**ASSIGNMENT:** Using the data below, count the lines where "true" appears, and answer with the number alone.

BEGIN

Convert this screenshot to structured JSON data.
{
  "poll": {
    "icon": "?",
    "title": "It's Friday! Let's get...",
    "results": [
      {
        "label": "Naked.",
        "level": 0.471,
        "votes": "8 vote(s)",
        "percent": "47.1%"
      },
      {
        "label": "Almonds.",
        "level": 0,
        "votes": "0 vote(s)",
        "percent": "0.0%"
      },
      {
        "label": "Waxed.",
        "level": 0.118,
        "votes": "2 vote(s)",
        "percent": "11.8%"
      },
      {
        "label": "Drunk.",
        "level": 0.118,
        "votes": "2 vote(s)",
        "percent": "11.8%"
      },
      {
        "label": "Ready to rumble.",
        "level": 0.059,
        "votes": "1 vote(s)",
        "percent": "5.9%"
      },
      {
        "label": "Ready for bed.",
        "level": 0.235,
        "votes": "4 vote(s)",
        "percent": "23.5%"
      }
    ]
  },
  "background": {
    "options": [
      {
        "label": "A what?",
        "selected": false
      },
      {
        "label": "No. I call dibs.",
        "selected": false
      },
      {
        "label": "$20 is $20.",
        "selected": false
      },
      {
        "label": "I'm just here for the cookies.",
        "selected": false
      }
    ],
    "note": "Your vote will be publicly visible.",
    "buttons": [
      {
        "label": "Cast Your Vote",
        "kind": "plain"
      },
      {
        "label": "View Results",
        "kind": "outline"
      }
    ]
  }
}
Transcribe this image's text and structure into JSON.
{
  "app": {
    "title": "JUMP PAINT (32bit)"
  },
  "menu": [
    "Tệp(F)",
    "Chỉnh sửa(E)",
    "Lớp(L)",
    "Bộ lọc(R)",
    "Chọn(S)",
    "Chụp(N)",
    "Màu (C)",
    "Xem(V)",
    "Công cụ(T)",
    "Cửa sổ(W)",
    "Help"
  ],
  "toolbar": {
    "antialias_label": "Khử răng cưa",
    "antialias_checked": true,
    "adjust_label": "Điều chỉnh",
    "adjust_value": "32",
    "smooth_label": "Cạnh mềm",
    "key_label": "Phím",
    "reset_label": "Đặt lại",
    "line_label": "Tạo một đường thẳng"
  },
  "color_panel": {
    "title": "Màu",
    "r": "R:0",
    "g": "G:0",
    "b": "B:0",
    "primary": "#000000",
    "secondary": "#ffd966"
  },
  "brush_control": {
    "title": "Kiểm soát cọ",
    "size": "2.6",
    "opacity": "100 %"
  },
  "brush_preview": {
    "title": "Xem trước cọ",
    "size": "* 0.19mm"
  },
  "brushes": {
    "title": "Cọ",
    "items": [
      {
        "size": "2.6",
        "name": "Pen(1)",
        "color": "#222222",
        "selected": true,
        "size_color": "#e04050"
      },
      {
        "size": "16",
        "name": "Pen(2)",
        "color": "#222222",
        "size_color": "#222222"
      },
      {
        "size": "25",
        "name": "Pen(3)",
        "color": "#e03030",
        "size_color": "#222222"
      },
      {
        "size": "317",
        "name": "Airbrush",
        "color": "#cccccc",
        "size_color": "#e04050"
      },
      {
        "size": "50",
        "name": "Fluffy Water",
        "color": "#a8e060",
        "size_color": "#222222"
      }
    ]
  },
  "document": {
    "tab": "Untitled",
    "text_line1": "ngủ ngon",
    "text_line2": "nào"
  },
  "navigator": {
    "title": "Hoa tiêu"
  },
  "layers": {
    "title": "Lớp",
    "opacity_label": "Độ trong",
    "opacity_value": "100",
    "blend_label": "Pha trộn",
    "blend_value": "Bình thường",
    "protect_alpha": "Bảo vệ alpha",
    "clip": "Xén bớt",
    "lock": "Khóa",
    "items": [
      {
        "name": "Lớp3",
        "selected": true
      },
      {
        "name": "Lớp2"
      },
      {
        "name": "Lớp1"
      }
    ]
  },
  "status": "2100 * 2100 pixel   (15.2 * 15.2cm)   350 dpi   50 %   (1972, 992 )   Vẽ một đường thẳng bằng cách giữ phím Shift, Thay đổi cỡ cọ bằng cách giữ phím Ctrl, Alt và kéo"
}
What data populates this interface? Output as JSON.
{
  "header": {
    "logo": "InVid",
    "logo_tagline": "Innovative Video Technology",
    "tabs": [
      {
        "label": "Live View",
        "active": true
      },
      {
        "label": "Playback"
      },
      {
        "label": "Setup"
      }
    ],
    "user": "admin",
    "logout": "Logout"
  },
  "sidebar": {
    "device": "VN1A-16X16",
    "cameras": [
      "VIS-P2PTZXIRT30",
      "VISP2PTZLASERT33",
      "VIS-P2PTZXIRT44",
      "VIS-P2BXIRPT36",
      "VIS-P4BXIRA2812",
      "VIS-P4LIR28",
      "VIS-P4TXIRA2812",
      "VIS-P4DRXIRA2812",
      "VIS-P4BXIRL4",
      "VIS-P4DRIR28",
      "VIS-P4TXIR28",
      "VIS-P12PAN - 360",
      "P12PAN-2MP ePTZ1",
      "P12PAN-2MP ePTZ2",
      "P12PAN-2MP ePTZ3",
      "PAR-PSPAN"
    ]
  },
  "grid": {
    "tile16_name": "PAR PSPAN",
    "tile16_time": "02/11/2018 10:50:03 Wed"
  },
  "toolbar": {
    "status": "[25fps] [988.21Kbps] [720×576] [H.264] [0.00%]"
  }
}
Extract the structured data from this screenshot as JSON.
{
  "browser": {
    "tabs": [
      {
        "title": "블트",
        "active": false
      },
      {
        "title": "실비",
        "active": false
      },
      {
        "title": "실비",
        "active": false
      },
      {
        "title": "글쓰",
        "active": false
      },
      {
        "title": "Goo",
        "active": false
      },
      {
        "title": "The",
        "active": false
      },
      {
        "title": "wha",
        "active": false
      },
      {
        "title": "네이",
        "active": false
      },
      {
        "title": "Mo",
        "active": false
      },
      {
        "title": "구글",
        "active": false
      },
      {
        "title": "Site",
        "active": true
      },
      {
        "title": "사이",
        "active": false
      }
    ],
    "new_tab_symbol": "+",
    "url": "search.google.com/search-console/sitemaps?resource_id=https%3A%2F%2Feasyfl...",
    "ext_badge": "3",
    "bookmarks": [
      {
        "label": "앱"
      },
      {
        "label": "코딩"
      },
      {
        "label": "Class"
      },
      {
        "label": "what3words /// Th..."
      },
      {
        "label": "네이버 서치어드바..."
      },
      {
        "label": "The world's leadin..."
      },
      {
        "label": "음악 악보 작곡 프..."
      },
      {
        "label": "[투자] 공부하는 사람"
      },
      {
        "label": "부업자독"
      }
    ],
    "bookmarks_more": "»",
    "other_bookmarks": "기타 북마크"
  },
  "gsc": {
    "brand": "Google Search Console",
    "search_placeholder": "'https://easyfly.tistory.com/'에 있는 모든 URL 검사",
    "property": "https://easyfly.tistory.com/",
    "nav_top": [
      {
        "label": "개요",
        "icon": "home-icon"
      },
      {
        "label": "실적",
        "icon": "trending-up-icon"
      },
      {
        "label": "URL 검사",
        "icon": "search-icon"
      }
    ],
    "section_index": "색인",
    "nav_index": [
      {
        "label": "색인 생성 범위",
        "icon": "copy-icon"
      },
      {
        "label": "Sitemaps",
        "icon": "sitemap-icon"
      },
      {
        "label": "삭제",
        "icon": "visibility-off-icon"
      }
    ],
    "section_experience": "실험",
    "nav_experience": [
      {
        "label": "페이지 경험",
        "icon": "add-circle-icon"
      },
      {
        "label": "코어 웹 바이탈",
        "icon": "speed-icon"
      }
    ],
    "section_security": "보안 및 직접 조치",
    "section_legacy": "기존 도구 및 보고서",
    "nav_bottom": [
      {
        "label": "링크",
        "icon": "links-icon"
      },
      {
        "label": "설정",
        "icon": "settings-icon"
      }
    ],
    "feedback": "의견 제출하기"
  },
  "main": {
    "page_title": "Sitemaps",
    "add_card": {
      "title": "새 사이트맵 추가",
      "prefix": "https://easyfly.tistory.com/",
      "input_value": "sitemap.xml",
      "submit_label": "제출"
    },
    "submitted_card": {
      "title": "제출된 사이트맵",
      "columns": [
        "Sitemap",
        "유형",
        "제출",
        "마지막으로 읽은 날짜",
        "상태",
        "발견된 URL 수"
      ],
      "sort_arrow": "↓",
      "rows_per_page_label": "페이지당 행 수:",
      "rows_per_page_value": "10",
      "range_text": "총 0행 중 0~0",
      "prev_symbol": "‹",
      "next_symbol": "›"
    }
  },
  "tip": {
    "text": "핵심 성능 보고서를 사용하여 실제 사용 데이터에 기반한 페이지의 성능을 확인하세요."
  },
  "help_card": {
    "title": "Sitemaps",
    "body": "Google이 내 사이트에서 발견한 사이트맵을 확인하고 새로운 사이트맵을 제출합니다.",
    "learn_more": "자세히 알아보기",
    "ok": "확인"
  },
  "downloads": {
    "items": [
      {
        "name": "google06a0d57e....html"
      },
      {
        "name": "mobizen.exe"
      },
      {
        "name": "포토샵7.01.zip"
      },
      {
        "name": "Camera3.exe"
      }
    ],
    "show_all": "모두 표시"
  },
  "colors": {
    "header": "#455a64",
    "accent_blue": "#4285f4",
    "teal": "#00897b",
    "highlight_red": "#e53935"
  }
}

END

**SOLUTION:** 5